Difficult people are difficult. Difficult to manage. Impossible to control and don’t play by your rules. But difficult people in the right environment can change how we view the world and transform businesses. There are countless examples of difficult people, those who stood up against the norms… of the way things have always been done: Elvis Presley, The Beatles, Steve Jobs, Dick Fosbury, Nathan Blecharczyk, Mary Barra, Elon Musk… the list goes on.
These are the King’s Jesters. The people who are not afraid to stand up and say what they think – and most importantly, say what needs to be said.
The majority of us and, guess what, the majority of businesses, don’t want to change. It means taking a risk, stepping into the unknown. We would rather stick to what we know, the familiar, even if that means business failure. We cling to the side of the boat even though we know it’s sinking – because we’re too scared of what might happen if we let go... the boat, has after all, never sunk before…
We would rather die a certain death than risk an uncertain life.
But its precisely the state of uncertainty that creates the tension needed for growth. It’s the paradox of business – tension and conflict creates the environment needed for growth and success.
Leadership is about creating an environment of positive conflict and harnessing the latent force of difficult people to help drive that success.
I first learnt of Dick Fosbury when I was at school. This was the guy who redefined High Jumping by creating, what at the time, was labelled in the press as the Fosbury Flop, “like a fish flopping out of a boat,” or less kind still, “the world’s laziest high jumper.”
Despite push back from coaches, school-mates and press – Dick Fosbury abandoned the way "we have always done it", to create a new approach now practiced the world over. In doing so, he set the course for new records and enabled future athletes to reach new heights that never would have been possible had he not questioned the status quo and found a way of jumping that worked for him.
There are five characteristics of the Dick Fosbury's of this world; five things that makes them difficult but necessary.
- They question everything
- They say what they think and have no real sense of boundaries
- They do not compromise their beliefs, standards or integrity – they have something deep inside them and they will never let it go
- They are driven by a higher calling – customers, ethics, integrity, success, winning – it doesn’t matter, but their feet are planted in something solid, not in politics, appeasement or apathy
- They are not afraid of confrontation
These people are your natural leaders. They might not be running your business and they certainly don’t make the best managers – but they are the visionaries, the ones who are four steps ahead of you and not afraid to speak. They’re the ones your other team members are looking to.
You’re going to have to forgive the cliché, but sometimes they just paint the right picture. It’s the grit inside the oyster that makes the pearl… It’s the tiny flecks of dust in our otherwise gaseous atmosphere that allows it to rain.

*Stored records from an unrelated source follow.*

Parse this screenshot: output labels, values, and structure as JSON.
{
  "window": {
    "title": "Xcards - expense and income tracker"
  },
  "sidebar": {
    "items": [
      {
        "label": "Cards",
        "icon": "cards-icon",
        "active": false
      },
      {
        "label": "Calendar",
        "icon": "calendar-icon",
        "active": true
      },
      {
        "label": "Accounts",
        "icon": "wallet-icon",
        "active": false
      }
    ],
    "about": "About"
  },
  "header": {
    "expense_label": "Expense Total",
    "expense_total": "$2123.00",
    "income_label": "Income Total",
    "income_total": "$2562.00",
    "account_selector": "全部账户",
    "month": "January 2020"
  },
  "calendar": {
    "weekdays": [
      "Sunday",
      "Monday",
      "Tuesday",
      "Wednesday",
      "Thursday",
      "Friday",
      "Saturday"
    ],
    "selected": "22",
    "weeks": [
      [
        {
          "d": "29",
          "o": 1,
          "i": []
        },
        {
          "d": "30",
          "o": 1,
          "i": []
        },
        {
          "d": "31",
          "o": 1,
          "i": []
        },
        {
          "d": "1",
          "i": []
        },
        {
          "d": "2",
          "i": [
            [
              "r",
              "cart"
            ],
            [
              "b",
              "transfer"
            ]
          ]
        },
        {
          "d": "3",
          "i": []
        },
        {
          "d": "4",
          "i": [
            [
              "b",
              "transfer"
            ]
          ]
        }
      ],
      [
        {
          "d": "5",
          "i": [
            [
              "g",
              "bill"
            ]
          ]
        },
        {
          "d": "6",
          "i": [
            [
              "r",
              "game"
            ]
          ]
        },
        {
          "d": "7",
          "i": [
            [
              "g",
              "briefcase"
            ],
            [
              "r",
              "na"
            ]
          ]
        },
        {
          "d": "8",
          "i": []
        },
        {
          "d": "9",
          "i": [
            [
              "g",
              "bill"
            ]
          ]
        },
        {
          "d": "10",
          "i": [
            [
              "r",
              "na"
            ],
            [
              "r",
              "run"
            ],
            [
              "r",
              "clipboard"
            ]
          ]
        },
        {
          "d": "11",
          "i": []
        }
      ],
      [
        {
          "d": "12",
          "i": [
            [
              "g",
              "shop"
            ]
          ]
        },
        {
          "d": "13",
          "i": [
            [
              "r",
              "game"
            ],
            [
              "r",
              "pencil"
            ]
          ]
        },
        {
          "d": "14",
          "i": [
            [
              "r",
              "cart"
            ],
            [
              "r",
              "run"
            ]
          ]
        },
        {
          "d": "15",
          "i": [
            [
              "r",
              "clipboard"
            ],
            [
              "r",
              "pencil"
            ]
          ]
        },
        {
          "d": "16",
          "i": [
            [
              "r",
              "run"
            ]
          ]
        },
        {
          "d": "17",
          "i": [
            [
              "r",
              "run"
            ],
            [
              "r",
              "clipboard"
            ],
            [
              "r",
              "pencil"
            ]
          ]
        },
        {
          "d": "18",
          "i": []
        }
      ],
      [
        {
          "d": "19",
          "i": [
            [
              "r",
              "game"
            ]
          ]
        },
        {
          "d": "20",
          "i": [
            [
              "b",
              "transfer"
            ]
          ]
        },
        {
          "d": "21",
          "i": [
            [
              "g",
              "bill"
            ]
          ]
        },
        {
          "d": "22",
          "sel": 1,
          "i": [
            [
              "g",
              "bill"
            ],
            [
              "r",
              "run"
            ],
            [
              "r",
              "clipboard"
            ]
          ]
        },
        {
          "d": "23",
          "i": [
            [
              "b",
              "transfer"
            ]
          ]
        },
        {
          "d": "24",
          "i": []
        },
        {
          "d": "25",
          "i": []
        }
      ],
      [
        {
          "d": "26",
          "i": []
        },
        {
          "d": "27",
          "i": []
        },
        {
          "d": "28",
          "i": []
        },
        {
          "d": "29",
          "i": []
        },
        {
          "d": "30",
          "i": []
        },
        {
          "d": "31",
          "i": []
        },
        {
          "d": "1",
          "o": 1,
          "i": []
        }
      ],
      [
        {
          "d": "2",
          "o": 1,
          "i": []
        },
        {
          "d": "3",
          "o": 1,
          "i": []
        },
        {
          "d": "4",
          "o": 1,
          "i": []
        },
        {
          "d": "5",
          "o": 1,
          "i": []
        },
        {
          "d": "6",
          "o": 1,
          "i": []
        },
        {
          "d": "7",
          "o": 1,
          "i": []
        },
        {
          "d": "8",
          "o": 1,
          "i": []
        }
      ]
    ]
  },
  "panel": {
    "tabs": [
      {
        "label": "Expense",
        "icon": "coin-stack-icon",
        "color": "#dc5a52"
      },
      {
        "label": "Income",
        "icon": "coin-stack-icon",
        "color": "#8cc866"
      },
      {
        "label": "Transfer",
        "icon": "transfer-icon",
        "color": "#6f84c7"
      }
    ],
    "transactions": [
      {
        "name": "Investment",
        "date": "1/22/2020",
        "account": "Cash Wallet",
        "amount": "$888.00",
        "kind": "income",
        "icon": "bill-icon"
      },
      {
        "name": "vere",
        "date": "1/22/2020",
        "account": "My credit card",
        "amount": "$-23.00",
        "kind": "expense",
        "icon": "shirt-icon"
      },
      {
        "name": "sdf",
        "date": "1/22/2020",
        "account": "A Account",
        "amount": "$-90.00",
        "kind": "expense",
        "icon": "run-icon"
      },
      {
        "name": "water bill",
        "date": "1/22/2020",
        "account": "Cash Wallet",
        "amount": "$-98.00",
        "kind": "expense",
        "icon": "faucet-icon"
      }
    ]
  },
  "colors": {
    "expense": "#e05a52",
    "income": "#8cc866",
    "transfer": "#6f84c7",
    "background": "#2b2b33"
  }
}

When you’re hiring or looking for new people to join your team – be brave, look for the little grits, the people that will disrupt but ultimately put you, your team and your business in a better place.
Be a little grit. Hire a little grit.
Check out the great TED Talk by Margaret Heffernan on daring to disagree.